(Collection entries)
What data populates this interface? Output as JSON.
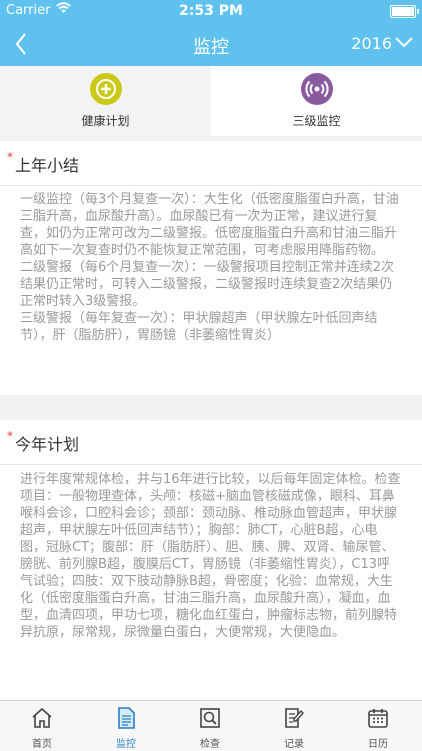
{
  "status": {
    "carrier": "Carrier",
    "time": "2:53 PM",
    "battery_level": 0.9
  },
  "nav": {
    "title": "监控",
    "year": "2016"
  },
  "tabs": [
    {
      "label": "健康计划",
      "color": "#cbc918"
    },
    {
      "label": "三级监控",
      "color": "#8a5a9f"
    }
  ],
  "sections": {
    "last_year": {
      "title": "上年小结",
      "paragraphs": [
        "一级监控（每3个月复查一次）：大生化（低密度脂蛋白升高，甘油三脂升高，血尿酸升高）。血尿酸已有一次为正常，建议进行复查，如仍为正常可改为二级警报。低密度脂蛋白升高和甘油三脂升高如下一次复查时仍不能恢复正常范围，可考虑服用降脂药物。",
        "二级警报（每6个月复查一次）：一级警报项目控制正常并连续2次结果仍正常时，可转入二级警报，二级警报时连续复查2次结果仍正常时转入3级警报。",
        "三级警报（每年复查一次）：甲状腺超声（甲状腺左叶低回声结节），肝（脂肪肝），胃肠镜（非萎缩性胃炎）"
      ]
    },
    "this_year": {
      "title": "今年计划",
      "paragraphs": [
        "进行年度常规体检，并与16年进行比较，以后每年固定体检。检查项目：一般物理查体，头颅：核磁+脑血管核磁成像，眼科、耳鼻喉科会诊，口腔科会诊；颈部：颈动脉、椎动脉血管超声，甲状腺超声，甲状腺左叶低回声结节）；胸部：肺CT，心脏B超，心电图，冠脉CT；腹部：肝（脂肪肝）、胆、胰、脾、双肾、输尿管、膀胱、前列腺B超，腹膜后CT，胃肠镜（非萎缩性胃炎），C13呼气试验；四肢：双下肢动静脉B超，骨密度；化验：血常规，大生化（低密度脂蛋白升高，甘油三脂升高，血尿酸升高），凝血，血型，血清四项，甲功七项，糖化血红蛋白，肿瘤标志物，前列腺特异抗原，尿常规，尿微量白蛋白，大便常规，大便隐血。"
      ]
    }
  },
  "tabbar": [
    {
      "label": "首页",
      "icon": "home-icon"
    },
    {
      "label": "监控",
      "icon": "document-icon",
      "active": true
    },
    {
      "label": "检查",
      "icon": "magnifier-icon"
    },
    {
      "label": "记录",
      "icon": "notepad-pencil-icon"
    },
    {
      "label": "日历",
      "icon": "calendar-icon"
    }
  ],
  "colors": {
    "accent": "#5fc2ee",
    "active_tab": "#2a7fc1",
    "required_star": "#e53935"
  }
}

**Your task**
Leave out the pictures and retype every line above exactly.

**Exercise result**
What data populates this interface? Output as JSON.
{
  "status": {
    "carrier": "Carrier",
    "time": "2:53 PM",
    "battery_level": 0.9
  },
  "nav": {
    "title": "监控",
    "year": "2016"
  },
  "tabs": [
    {
      "label": "健康计划",
      "color": "#cbc918"
    },
    {
      "label": "三级监控",
      "color": "#8a5a9f"
    }
  ],
  "sections": {
    "last_year": {
      "title": "上年小结",
      "paragraphs": [
        "一级监控（每3个月复查一次）：大生化（低密度脂蛋白升高，甘油三脂升高，血尿酸升高）。血尿酸已有一次为正常，建议进行复查，如仍为正常可改为二级警报。低密度脂蛋白升高和甘油三脂升高如下一次复查时仍不能恢复正常范围，可考虑服用降脂药物。",
        "二级警报（每6个月复查一次）：一级警报项目控制正常并连续2次结果仍正常时，可转入二级警报，二级警报时连续复查2次结果仍正常时转入3级警报。",
        "三级警报（每年复查一次）：甲状腺超声（甲状腺左叶低回声结节），肝（脂肪肝），胃肠镜（非萎缩性胃炎）"
      ]
    },
    "this_year": {
      "title": "今年计划",
      "paragraphs": [
        "进行年度常规体检，并与16年进行比较，以后每年固定体检。检查项目：一般物理查体，头颅：核磁+脑血管核磁成像，眼科、耳鼻喉科会诊，口腔科会诊；颈部：颈动脉、椎动脉血管超声，甲状腺超声，甲状腺左叶低回声结节）；胸部：肺CT，心脏B超，心电图，冠脉CT；腹部：肝（脂肪肝）、胆、胰、脾、双肾、输尿管、膀胱、前列腺B超，腹膜后CT，胃肠镜（非萎缩性胃炎），C13呼气试验；四肢：双下肢动静脉B超，骨密度；化验：血常规，大生化（低密度脂蛋白升高，甘油三脂升高，血尿酸升高），凝血，血型，血清四项，甲功七项，糖化血红蛋白，肿瘤标志物，前列腺特异抗原，尿常规，尿微量白蛋白，大便常规，大便隐血。"
      ]
    }
  },
  "tabbar": [
    {
      "label": "首页",
      "icon": "home-icon"
    },
    {
      "label": "监控",
      "icon": "document-icon",
      "active": true
    },
    {
      "label": "检查",
      "icon": "magnifier-icon"
    },
    {
      "label": "记录",
      "icon": "notepad-pencil-icon"
    },
    {
      "label": "日历",
      "icon": "calendar-icon"
    }
  ],
  "colors": {
    "accent": "#5fc2ee",
    "active_tab": "#2a7fc1",
    "required_star": "#e53935"
  }
}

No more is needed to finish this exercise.